== Task details ==
Locate every line in the records below that contains the word "here", and copy each one.

== Input data ==
-- Opening Marker --
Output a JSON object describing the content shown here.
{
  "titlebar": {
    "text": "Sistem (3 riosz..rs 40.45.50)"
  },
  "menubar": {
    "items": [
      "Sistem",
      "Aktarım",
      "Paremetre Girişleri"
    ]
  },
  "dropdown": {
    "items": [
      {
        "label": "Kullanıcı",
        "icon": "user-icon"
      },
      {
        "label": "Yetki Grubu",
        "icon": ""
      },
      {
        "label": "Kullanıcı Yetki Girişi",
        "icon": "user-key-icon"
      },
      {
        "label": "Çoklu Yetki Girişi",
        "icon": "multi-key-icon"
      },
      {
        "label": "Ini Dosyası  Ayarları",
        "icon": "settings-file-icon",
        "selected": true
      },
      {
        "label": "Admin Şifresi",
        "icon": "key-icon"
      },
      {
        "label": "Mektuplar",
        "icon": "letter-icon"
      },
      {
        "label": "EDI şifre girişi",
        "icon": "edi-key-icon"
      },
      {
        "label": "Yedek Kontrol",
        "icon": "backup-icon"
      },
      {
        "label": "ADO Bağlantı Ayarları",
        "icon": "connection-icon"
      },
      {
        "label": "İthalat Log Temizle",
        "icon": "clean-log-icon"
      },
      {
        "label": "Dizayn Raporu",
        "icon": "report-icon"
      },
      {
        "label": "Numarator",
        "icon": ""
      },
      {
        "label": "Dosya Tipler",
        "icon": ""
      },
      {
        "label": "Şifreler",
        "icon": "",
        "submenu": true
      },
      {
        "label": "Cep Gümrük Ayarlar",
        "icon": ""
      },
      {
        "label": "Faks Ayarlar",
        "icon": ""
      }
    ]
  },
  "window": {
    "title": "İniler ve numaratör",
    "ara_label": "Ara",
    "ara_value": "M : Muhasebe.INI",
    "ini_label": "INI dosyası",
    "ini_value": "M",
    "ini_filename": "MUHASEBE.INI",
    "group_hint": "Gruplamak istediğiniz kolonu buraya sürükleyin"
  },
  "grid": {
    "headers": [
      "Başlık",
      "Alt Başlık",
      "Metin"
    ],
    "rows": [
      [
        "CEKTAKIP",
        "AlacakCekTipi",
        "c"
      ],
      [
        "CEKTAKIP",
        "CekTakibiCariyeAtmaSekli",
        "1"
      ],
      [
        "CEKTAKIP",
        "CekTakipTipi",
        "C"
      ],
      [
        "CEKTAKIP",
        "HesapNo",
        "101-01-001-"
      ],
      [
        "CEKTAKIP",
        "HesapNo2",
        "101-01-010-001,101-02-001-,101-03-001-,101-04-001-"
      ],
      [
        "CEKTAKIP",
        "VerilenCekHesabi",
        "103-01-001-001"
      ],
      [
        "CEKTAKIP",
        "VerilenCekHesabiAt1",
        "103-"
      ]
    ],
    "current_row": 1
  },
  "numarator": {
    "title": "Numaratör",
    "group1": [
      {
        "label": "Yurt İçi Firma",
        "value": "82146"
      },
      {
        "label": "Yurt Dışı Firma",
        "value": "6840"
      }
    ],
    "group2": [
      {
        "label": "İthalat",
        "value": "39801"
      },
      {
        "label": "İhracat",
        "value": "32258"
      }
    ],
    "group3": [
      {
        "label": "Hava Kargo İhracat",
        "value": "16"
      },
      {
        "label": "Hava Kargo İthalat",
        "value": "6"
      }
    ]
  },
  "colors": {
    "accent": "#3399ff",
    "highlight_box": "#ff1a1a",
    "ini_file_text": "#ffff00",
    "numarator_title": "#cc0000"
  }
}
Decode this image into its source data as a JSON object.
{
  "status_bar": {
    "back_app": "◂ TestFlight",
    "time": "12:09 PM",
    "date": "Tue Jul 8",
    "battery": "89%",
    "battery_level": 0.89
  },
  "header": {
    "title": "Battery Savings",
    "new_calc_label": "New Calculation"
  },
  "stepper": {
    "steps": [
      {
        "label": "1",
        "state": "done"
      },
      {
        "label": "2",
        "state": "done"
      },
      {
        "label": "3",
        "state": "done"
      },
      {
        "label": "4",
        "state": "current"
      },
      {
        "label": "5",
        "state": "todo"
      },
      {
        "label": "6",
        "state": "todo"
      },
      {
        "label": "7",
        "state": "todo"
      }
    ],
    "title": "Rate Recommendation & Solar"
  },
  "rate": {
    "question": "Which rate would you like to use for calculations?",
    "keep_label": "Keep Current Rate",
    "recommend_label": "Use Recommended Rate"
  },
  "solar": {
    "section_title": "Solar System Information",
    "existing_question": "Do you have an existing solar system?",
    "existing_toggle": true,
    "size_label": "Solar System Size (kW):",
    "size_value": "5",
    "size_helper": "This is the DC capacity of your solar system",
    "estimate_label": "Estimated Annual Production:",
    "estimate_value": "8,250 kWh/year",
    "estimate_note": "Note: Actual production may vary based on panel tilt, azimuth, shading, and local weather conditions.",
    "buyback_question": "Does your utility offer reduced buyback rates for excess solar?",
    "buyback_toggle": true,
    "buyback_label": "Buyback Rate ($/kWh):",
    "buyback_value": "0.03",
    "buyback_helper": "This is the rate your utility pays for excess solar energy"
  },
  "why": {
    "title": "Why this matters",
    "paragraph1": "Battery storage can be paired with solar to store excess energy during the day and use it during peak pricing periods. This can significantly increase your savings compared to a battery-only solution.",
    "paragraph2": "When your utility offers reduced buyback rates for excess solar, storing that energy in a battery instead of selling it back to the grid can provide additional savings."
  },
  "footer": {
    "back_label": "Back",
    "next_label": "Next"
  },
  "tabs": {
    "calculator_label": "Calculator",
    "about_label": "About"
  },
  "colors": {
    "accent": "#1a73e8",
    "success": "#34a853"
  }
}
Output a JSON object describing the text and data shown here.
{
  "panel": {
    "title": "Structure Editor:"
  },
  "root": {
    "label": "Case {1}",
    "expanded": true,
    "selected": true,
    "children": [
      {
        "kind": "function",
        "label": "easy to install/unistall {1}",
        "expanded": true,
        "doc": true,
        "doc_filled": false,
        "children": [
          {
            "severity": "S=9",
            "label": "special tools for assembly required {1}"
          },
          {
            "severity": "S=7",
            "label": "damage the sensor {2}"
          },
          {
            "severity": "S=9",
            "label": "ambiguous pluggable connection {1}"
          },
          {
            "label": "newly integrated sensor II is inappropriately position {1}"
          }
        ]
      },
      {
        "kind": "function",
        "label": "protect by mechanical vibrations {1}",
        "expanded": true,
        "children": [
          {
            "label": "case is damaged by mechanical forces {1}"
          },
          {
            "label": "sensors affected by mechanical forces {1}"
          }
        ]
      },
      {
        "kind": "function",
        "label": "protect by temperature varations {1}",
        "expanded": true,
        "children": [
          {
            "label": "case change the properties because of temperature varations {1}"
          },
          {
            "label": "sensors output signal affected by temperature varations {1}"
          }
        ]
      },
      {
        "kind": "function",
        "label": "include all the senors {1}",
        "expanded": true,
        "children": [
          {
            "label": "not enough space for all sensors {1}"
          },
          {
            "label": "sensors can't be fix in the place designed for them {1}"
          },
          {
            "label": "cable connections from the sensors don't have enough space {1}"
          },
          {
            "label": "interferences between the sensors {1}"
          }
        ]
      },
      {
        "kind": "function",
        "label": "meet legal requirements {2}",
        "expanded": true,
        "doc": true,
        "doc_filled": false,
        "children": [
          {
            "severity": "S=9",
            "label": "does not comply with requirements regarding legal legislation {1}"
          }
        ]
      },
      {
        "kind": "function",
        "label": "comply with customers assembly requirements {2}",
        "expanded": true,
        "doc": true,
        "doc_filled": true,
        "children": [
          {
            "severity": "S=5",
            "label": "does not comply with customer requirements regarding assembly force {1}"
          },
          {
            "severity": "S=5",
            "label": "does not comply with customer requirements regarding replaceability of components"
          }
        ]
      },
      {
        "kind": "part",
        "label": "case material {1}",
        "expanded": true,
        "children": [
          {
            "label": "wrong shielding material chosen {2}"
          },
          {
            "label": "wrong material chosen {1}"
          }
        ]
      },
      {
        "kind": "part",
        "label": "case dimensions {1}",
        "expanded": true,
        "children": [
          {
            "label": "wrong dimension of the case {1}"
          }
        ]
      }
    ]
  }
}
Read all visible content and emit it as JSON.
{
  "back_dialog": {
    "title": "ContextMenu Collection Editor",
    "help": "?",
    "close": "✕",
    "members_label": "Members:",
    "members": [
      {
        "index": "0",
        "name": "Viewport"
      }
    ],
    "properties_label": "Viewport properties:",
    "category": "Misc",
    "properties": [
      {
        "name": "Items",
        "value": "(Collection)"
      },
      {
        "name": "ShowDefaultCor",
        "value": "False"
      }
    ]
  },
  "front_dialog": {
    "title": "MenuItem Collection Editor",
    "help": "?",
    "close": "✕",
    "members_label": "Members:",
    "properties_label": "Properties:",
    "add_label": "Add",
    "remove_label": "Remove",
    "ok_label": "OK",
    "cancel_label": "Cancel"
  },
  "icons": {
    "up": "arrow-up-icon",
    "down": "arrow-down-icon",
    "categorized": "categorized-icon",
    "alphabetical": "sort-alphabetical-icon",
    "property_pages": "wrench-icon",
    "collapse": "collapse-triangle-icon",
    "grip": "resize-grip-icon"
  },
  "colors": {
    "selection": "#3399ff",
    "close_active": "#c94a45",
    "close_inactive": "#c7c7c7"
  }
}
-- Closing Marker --
== Problem solution ==
Output a JSON object describing the content shown here.
Output a JSON object describing the text and data shown here.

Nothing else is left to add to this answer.